|dc.description.abstract||In most consumer markets, higher prices generally imply increased quality. For example, in the automobile, restaurant, hospitality, and airline industries, higher pricing generally conveys a signal of complexity and superiority of a service or product. However, in the healthcare industry, there is room to challenge the price-quality connection as both health prices and health quality can be difficult to interpret. In the best of circumstances, health care costs, prices, and quality can often be difficult to isolate and measure. Recent efforts by the Trump Administration and the Center for Medicare and Medicaid Services (CMS) have required the pricing of hospital services to be more transparent. Specifically, hospital chargemaster (retail) prices must now be available to the public. However, many continue to question if the pricing of health care services reflects the quality of service delivery. This research focuses on investigating the prices hospitals charge for their services in relation to the costs incurred and the association with the quality of care provided. By analyzing data from a nationwide sample of U.S. hospitals, this study considers the relationship between hospital pricing (as measured by the charge-to-cost ratio) and hospital quality performance as measured by the Value Based Purchasing Total Performance Score (TPS) and its associated sub-domains. Results of the study indicate that hospital prices, as measured by our primary independent variable of interest, the charge-to-cost ratio, are significantly and negatively associated with Total Performance Score, Patient Experience, and the Efficiency and Cost Reduction domains. A marginal statistically significant positive association is shown in the Clinical Care domain. The findings indicate that unlike most other industries, in medicine, higher pricing compared to cost does not necessarily associate with higher quality and, in fact, might indicate the opposite. The results of this study suggest that purchasers of healthcare, at all levels, have justification in challenging the pricing of healthcare services considering the quality scores available in the public domain.||en_US|

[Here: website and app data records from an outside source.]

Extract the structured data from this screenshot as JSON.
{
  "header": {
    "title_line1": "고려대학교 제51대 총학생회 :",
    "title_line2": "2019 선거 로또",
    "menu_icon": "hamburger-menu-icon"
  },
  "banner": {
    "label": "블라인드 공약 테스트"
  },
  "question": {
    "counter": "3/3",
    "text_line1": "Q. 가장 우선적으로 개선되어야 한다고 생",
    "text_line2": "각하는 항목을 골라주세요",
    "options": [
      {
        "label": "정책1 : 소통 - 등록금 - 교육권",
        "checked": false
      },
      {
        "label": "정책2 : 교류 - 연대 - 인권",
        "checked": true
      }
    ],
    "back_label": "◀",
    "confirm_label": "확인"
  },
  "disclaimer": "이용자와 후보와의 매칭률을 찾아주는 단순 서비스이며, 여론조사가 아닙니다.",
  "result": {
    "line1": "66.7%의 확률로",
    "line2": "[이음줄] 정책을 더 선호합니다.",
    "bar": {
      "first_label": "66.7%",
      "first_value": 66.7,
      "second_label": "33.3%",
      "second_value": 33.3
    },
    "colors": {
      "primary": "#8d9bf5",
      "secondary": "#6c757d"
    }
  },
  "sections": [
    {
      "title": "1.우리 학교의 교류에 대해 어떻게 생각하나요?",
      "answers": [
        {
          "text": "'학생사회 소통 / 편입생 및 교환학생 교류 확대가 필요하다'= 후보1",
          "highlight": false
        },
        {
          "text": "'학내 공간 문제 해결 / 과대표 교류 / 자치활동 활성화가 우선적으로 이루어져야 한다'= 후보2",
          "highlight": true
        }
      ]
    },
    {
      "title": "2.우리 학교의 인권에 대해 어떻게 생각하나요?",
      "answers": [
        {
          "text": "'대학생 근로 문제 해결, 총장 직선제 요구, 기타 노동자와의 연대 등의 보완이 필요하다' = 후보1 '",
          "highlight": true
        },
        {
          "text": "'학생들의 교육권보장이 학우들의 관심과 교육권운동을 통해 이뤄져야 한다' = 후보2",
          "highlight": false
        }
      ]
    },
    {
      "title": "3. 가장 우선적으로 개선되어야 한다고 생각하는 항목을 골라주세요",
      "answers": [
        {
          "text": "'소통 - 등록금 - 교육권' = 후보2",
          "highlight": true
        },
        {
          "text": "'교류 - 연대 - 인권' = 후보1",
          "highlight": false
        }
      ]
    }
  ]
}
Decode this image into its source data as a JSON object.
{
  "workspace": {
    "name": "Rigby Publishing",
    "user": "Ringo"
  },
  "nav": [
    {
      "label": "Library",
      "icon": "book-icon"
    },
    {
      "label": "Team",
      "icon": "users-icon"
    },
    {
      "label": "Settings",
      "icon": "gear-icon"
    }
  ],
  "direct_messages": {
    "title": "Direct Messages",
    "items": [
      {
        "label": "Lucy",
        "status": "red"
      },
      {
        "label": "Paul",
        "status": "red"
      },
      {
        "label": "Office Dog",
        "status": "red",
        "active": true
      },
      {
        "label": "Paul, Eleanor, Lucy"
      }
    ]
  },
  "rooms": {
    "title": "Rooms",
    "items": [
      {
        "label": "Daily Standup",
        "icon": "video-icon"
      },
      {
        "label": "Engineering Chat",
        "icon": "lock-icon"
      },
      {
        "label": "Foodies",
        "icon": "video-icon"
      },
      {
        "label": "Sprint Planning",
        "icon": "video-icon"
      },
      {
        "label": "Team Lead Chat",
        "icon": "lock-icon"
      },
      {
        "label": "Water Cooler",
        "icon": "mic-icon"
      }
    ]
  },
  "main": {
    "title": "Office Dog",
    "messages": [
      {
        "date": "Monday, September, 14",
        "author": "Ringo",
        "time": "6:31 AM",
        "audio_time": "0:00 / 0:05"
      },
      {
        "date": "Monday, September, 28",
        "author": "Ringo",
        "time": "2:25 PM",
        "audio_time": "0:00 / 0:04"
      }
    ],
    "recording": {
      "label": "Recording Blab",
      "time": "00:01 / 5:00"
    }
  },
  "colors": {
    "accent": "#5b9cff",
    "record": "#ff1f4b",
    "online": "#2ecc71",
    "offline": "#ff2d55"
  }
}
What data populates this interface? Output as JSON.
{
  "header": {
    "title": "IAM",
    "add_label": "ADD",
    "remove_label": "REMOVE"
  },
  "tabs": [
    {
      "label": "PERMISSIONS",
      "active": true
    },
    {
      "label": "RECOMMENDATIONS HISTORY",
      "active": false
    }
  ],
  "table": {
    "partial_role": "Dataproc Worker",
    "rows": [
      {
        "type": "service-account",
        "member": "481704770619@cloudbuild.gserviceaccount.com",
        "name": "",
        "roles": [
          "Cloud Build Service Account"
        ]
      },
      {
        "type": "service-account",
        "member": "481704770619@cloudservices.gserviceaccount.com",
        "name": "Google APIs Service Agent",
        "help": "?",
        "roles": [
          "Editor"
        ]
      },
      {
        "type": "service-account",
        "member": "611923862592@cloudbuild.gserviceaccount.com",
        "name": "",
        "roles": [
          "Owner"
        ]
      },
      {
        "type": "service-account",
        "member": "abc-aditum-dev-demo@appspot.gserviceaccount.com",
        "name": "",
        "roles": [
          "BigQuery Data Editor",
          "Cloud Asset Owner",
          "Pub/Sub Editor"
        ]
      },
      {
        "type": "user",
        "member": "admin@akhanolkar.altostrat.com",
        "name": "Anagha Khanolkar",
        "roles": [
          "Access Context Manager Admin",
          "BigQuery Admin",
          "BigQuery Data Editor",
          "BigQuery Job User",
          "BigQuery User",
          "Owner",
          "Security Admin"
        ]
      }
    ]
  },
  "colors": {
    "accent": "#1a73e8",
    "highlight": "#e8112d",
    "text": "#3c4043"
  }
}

|dc.format.medium||1 file (.pdf)|
|dc.publisher||Multidisciplinary Digital Publishing Institute||en_US|
|dc.source||Healthcare, 2020, Vol. 8, No. 2, Article 135.|
|dc.title||Overpriced? Are Hospital Prices Associated with the Quality of Care?||en_US|
|dc.rights.holder||© 2020 The Authors.|
This work is licensed under a Creative Commons Attribution 4.0 International License.